**WHAT YOU ARE ASKED TO DO**: Sift the listing for lines that hold the string "hour" and pull them out.

━━━━━━━━━━━━━━━━

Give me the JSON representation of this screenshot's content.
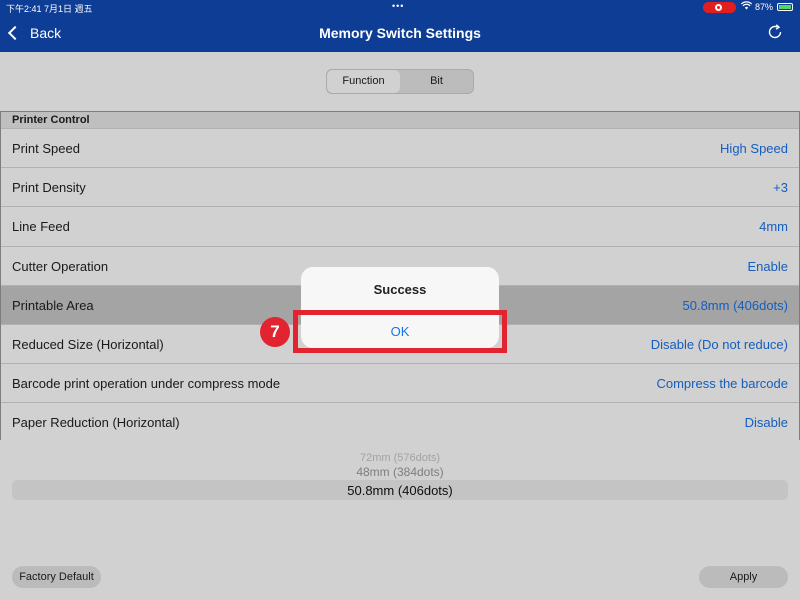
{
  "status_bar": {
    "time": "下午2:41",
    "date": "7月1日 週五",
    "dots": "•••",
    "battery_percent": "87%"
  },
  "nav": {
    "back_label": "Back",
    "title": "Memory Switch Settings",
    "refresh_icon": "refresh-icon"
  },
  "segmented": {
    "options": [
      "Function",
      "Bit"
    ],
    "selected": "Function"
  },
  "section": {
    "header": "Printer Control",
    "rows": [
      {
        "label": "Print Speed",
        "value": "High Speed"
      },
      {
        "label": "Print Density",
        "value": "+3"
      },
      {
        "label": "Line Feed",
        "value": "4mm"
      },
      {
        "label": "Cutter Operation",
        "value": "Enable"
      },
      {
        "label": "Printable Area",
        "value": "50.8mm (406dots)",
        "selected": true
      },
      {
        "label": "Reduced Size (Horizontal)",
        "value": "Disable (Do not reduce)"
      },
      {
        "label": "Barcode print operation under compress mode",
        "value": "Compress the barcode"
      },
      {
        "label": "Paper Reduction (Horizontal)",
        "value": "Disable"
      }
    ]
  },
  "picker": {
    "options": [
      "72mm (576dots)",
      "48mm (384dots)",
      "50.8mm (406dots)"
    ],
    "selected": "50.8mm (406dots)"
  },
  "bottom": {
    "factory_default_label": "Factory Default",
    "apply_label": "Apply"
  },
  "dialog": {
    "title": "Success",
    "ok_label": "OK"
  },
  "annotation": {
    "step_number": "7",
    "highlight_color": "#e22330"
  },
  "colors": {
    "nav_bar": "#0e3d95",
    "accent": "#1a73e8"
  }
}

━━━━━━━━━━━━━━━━

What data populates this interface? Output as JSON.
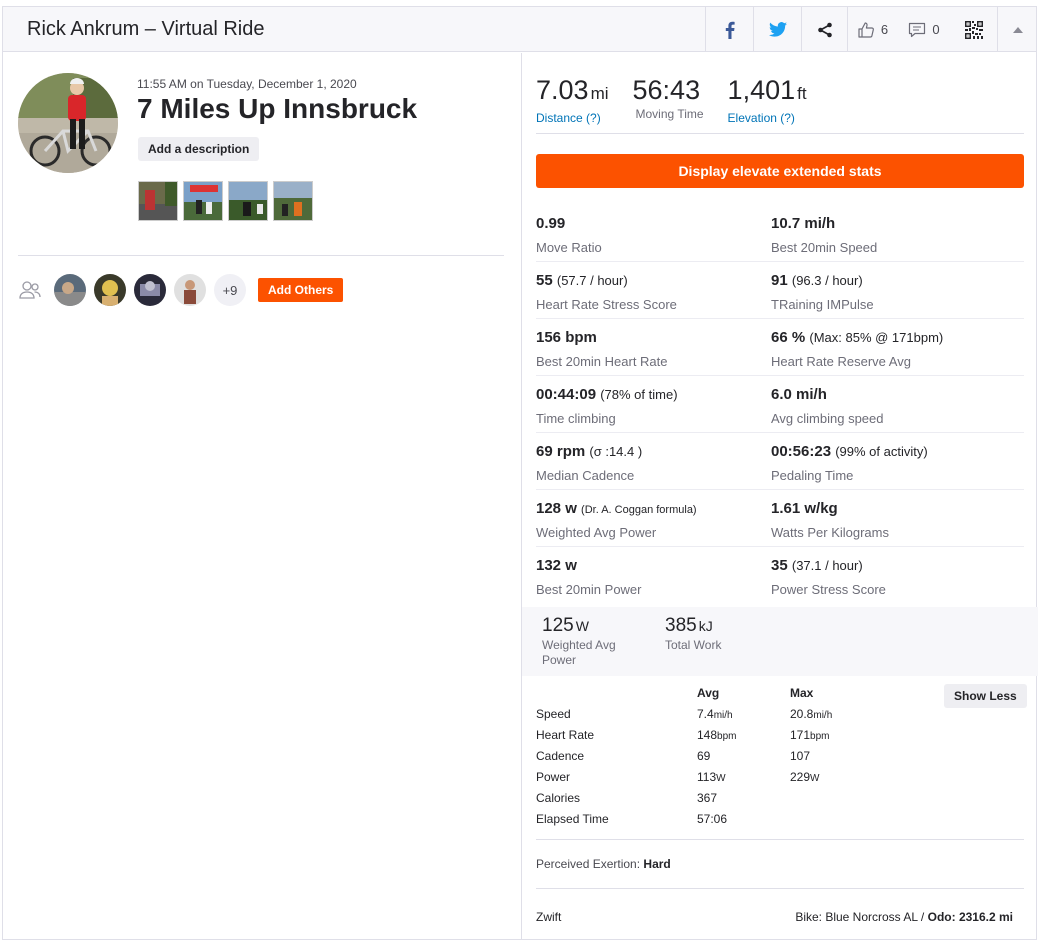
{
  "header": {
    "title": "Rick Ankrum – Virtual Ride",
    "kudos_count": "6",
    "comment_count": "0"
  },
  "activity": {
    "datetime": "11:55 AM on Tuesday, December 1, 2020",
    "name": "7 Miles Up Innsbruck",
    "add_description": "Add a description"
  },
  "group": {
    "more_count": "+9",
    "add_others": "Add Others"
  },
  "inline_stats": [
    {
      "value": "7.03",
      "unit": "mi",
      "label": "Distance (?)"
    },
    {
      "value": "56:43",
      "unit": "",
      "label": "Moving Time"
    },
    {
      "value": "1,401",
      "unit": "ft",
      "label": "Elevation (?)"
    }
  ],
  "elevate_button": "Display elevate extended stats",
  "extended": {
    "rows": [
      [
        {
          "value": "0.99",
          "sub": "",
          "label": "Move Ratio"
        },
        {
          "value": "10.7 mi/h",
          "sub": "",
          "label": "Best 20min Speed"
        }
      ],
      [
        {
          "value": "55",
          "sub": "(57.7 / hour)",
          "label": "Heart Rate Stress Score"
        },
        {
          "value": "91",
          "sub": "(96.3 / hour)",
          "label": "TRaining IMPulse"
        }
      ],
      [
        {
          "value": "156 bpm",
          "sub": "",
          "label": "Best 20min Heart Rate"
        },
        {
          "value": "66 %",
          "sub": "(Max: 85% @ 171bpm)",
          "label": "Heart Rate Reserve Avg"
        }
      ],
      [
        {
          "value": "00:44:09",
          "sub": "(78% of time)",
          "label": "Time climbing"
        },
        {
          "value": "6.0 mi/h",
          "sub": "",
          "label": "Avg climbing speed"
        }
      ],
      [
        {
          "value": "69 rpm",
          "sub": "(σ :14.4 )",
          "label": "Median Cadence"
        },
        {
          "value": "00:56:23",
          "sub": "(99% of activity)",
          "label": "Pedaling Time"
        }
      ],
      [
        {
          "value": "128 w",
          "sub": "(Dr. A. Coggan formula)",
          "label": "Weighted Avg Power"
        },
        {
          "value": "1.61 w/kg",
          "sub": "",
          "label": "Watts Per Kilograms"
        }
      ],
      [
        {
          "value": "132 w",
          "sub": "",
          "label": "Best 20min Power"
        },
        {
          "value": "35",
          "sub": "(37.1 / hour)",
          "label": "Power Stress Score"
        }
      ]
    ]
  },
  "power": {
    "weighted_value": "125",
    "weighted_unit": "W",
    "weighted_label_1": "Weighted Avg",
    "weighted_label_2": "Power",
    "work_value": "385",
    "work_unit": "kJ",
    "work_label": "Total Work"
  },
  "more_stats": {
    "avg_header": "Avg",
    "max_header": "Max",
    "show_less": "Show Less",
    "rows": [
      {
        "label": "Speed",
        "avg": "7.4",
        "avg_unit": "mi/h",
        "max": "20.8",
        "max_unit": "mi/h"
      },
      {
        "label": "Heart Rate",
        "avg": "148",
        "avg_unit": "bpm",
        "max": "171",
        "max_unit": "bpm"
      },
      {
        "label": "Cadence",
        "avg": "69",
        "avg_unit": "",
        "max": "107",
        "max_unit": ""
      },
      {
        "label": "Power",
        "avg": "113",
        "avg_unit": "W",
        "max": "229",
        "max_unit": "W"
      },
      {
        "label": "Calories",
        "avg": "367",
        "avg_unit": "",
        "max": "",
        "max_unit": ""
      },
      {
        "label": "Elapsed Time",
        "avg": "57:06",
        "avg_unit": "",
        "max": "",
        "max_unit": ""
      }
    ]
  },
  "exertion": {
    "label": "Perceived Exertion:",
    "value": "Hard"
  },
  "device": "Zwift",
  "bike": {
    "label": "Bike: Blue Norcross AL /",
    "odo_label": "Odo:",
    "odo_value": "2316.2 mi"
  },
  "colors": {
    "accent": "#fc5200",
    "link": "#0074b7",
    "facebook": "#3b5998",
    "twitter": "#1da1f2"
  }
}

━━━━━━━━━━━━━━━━

**ANSWER FOR THE TASK**:
          "sub": "(57.7 / hour)",
          "sub": "(96.3 / hour)",
          "sub": "(37.1 / hour)",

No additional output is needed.